**TASK GOAL**. Look through the entries below and report every line that has "this".

[Excerpts from an interface dataset]
● ● ●

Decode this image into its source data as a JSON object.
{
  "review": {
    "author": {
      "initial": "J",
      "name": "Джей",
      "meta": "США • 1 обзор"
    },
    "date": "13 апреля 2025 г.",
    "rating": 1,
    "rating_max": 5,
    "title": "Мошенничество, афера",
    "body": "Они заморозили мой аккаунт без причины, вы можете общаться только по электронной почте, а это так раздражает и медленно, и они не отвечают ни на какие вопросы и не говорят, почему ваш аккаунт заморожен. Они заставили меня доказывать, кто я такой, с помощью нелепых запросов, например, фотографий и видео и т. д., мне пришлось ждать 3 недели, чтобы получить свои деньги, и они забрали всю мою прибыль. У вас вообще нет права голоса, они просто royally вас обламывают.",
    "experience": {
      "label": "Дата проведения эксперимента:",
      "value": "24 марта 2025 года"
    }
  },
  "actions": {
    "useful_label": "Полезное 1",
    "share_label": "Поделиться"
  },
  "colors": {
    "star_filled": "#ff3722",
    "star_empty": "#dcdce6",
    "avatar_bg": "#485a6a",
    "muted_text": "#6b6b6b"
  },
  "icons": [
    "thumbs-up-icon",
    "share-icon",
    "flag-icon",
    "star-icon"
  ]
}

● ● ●

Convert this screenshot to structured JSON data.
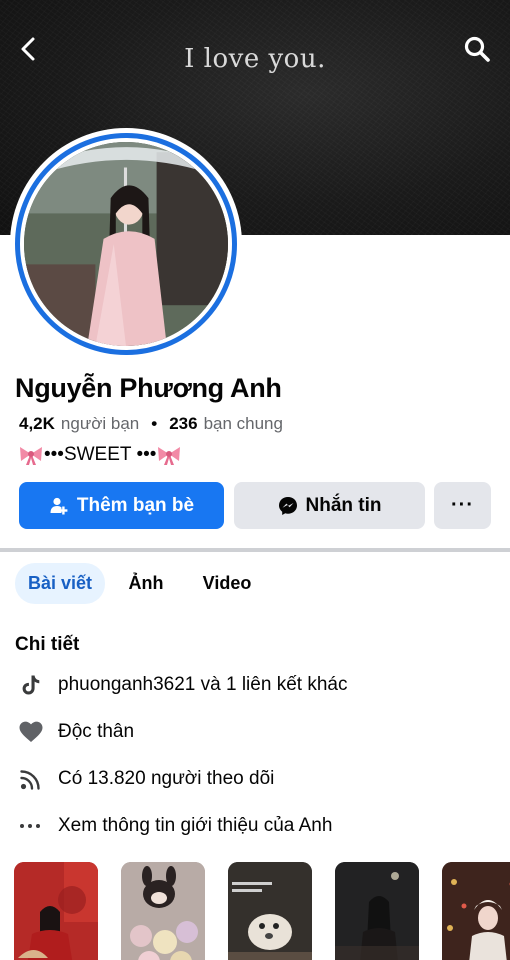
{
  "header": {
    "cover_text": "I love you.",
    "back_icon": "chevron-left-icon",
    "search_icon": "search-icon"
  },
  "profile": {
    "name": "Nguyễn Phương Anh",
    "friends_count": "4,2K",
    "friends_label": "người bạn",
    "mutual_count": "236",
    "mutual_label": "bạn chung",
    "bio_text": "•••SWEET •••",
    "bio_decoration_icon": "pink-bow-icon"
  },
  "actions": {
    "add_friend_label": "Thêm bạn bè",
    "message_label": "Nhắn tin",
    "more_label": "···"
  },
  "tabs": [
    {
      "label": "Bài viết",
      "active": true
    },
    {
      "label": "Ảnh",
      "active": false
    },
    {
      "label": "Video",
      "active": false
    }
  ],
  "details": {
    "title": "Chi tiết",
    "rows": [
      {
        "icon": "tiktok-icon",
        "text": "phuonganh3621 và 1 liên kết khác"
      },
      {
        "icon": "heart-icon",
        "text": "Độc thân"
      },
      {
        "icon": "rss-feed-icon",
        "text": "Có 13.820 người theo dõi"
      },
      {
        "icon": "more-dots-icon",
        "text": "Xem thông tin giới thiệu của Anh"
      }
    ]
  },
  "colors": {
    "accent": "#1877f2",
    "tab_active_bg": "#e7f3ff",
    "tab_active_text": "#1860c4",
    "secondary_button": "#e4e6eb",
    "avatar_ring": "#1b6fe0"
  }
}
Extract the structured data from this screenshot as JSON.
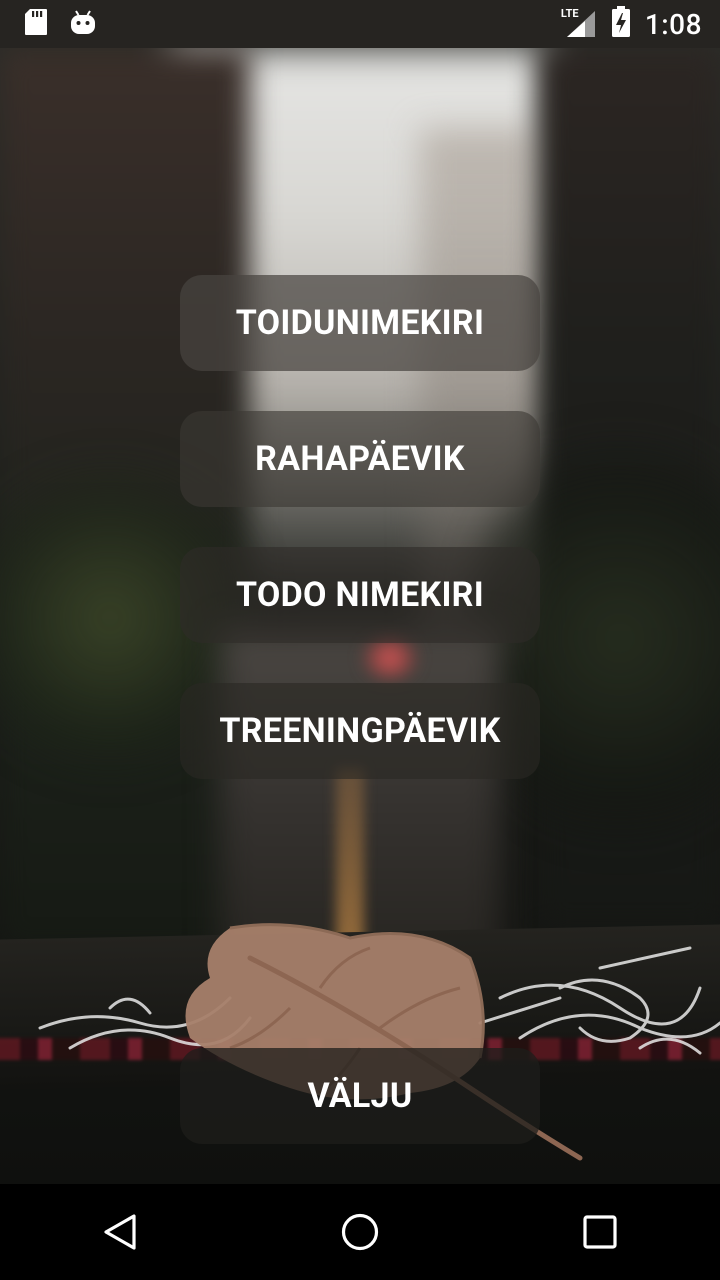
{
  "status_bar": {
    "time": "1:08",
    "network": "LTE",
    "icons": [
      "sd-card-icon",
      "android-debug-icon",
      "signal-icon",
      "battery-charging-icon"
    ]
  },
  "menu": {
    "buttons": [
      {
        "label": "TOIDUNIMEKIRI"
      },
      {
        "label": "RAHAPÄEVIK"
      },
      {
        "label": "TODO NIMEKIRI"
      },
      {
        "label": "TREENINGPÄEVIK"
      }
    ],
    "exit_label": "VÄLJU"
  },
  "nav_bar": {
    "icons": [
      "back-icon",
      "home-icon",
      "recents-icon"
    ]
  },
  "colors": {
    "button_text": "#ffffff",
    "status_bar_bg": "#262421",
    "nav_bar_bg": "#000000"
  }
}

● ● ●

**ANSWER**.
Decode this image into its source data as a JSON object.
Convert this screenshot to structured JSON data.
Extract the structured data from this screenshot as JSON.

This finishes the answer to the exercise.